▸ Exercise aim: For each line in the data that includes "工程编号", make a copy.

▸ Task inputs:
━━━━━━━━

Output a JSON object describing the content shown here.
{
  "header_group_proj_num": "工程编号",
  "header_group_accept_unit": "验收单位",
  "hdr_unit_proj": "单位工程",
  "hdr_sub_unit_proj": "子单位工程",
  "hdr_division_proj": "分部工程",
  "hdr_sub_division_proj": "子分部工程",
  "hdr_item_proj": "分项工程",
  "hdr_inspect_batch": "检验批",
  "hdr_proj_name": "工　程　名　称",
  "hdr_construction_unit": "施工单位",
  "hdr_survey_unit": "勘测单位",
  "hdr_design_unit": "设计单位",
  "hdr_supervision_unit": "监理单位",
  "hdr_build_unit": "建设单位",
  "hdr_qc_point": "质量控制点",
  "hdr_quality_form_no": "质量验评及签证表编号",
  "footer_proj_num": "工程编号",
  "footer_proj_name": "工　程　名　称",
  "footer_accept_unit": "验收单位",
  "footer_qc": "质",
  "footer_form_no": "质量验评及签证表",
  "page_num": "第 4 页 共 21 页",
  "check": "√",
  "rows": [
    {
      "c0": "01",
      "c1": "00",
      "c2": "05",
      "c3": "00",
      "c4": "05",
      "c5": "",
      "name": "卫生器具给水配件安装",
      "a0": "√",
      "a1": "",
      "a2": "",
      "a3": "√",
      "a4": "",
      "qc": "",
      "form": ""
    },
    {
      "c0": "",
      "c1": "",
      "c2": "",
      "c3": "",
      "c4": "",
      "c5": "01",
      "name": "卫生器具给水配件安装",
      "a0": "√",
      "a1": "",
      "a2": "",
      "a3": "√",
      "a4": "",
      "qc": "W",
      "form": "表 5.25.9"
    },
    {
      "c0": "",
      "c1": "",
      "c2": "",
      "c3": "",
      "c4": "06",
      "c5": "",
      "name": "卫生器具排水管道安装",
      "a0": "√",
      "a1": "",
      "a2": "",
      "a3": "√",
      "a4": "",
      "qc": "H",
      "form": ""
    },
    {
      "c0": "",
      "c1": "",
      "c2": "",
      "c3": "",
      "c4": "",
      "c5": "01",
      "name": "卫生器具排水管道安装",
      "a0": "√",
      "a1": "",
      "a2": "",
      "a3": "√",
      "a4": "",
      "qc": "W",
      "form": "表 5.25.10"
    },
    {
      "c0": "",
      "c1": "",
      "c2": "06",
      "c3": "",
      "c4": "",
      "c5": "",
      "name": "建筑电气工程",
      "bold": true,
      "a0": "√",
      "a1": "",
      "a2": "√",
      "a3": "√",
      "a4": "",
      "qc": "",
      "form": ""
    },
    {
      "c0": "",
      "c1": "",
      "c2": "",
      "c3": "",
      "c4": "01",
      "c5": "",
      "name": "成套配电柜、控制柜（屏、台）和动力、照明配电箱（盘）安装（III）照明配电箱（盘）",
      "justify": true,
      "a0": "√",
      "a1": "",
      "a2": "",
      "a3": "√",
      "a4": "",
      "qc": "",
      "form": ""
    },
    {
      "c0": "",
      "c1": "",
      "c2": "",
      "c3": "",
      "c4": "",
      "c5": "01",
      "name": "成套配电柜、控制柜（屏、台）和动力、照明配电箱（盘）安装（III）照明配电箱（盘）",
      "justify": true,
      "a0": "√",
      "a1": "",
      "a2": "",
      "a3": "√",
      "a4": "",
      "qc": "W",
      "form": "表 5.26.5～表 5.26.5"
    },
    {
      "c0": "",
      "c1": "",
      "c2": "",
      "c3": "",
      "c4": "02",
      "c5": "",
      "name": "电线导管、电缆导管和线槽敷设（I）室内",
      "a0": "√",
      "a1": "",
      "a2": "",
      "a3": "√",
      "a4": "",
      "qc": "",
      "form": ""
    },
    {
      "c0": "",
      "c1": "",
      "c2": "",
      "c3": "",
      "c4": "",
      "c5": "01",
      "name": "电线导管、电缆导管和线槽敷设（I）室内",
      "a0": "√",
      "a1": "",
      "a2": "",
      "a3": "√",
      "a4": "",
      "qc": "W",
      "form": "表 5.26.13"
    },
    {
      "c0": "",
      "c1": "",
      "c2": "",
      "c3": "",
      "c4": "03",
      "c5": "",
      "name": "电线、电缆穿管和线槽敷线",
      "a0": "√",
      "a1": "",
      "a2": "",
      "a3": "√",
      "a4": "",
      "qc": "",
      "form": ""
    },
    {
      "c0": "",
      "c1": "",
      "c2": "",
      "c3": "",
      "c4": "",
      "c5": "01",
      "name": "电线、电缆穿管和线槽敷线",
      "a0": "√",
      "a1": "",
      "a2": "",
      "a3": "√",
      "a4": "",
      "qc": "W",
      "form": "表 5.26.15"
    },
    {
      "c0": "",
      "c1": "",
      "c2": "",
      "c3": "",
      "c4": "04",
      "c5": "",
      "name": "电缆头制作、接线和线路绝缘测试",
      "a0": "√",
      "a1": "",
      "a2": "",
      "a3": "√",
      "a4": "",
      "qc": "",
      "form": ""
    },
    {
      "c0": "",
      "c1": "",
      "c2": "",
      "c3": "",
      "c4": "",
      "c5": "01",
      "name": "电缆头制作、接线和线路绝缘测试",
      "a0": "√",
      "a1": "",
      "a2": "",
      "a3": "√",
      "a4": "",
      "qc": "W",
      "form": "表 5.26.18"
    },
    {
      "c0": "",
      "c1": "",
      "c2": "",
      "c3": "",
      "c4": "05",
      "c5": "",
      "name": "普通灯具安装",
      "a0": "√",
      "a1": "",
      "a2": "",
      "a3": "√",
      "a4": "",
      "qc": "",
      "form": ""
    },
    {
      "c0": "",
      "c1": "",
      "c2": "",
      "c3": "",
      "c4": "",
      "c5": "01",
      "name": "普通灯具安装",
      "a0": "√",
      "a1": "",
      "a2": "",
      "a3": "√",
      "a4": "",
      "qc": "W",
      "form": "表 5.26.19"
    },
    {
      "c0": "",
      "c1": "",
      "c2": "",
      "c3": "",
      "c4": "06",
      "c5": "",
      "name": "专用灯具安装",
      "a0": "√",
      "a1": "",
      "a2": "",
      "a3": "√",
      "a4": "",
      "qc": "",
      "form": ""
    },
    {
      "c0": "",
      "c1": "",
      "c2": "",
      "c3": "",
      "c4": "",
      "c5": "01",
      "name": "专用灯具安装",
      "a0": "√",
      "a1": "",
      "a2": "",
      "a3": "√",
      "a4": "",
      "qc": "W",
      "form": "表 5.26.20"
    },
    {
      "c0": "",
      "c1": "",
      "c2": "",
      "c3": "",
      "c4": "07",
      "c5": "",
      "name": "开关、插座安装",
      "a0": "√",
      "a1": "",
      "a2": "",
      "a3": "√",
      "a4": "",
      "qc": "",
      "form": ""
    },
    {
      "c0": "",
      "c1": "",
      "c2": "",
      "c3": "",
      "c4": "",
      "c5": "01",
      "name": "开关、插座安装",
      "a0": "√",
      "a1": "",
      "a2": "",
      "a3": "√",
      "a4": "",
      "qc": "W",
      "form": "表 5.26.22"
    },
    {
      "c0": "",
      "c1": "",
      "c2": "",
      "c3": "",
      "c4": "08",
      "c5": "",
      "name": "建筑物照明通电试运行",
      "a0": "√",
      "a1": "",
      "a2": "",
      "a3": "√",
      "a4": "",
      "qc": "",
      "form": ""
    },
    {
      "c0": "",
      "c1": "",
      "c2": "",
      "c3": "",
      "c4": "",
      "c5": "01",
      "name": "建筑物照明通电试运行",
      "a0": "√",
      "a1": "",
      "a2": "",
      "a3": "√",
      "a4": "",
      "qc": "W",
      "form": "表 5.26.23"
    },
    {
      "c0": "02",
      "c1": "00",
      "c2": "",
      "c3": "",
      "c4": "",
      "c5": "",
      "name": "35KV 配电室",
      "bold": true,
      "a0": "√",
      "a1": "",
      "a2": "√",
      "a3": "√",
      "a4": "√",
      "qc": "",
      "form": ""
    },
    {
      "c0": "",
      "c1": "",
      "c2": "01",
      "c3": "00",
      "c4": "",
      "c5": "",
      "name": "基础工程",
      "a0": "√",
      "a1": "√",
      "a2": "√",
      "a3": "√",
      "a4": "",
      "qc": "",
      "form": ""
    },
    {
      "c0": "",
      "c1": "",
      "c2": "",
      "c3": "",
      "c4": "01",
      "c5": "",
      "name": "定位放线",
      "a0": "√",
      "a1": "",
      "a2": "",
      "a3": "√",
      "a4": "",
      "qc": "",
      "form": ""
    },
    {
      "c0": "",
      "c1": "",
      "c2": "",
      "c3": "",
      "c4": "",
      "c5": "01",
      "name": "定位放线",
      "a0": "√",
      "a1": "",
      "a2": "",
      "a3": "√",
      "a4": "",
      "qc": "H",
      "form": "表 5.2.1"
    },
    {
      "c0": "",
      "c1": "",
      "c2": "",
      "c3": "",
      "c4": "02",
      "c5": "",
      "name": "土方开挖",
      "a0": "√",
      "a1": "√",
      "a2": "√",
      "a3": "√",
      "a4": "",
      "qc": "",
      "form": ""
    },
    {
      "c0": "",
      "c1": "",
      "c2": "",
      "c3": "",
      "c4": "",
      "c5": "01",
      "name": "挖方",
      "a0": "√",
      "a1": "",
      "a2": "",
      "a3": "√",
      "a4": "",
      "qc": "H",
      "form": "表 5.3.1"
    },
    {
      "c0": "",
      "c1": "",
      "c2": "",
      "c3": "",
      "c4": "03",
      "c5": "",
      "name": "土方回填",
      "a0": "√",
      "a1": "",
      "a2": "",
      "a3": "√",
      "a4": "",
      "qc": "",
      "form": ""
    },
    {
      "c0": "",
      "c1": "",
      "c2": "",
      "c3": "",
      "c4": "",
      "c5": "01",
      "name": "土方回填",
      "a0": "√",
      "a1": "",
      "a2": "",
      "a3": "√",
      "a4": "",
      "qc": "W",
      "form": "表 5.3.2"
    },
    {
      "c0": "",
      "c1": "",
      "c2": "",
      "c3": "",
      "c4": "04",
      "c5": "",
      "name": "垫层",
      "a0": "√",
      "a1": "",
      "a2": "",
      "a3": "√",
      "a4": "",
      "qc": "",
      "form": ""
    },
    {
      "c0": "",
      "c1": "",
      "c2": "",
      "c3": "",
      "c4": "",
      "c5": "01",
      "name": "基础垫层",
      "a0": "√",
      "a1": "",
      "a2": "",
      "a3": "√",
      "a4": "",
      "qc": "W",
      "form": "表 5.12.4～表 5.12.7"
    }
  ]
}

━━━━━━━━

▸ Answer to the exercise:
  "header_group_proj_num": "工程编号",
  "footer_proj_num": "工程编号",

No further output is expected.